> [Exercise goal]: From the listing below, work out how many lines contain "real"; the answer is that number and nothing more.

> [Records to process]:
↓↓↓

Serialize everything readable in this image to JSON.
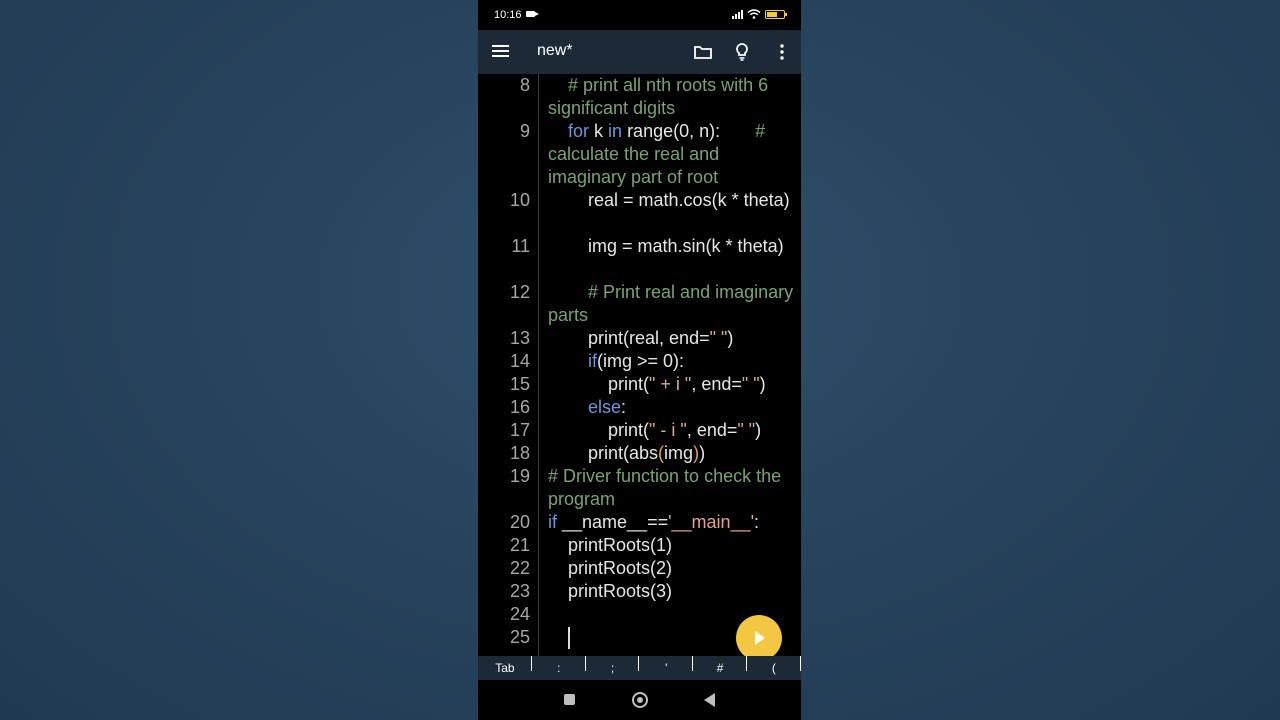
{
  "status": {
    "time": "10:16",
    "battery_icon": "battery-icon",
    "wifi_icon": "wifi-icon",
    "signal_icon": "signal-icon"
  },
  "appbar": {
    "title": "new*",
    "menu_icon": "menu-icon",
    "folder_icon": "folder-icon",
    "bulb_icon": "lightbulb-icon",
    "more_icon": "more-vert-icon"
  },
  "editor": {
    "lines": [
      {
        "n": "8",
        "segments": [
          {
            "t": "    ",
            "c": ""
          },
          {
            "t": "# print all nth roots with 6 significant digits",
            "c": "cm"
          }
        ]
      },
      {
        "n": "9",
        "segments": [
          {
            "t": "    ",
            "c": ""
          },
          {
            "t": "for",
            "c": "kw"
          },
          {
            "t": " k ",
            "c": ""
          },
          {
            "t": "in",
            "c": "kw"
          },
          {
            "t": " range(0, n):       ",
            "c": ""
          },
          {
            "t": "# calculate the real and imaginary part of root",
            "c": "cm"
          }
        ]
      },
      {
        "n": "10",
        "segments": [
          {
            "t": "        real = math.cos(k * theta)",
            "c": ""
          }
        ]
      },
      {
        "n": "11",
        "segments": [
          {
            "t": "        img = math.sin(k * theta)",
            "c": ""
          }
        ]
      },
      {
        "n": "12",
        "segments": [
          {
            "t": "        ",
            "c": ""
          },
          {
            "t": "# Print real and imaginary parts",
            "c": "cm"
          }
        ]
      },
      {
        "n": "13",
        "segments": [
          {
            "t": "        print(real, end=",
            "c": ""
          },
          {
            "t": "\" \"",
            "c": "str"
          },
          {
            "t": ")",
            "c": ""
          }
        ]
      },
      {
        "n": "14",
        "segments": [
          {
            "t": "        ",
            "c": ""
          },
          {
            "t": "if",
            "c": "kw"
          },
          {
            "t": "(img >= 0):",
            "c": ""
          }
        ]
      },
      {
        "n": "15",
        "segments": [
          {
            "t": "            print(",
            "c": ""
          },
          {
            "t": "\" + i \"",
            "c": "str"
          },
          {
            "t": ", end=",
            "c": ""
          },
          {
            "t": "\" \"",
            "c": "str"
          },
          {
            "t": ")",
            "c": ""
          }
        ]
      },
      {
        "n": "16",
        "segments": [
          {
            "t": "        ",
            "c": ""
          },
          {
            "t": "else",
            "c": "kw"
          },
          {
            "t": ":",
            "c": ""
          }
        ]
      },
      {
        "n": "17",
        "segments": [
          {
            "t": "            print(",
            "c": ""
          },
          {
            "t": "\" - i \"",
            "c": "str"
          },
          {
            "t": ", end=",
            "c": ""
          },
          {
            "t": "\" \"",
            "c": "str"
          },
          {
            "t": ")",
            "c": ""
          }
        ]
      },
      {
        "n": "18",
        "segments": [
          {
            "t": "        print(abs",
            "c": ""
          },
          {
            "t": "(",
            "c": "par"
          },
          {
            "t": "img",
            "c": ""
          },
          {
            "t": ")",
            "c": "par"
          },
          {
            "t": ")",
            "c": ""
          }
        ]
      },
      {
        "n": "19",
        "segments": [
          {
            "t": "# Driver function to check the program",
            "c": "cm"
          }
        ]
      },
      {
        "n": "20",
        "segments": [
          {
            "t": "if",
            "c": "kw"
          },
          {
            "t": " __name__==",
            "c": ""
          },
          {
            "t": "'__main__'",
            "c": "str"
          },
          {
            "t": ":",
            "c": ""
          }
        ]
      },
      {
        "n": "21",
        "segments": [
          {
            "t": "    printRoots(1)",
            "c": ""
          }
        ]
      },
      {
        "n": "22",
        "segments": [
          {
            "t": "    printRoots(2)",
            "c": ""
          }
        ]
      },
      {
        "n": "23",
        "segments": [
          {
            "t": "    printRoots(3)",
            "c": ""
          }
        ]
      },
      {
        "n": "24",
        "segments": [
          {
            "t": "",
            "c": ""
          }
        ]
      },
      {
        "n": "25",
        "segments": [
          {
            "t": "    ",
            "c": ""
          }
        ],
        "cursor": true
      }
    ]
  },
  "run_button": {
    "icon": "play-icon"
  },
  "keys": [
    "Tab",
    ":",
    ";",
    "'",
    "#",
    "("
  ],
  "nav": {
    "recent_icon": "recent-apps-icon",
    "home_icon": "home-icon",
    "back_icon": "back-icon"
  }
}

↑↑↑

> [Solution]: 4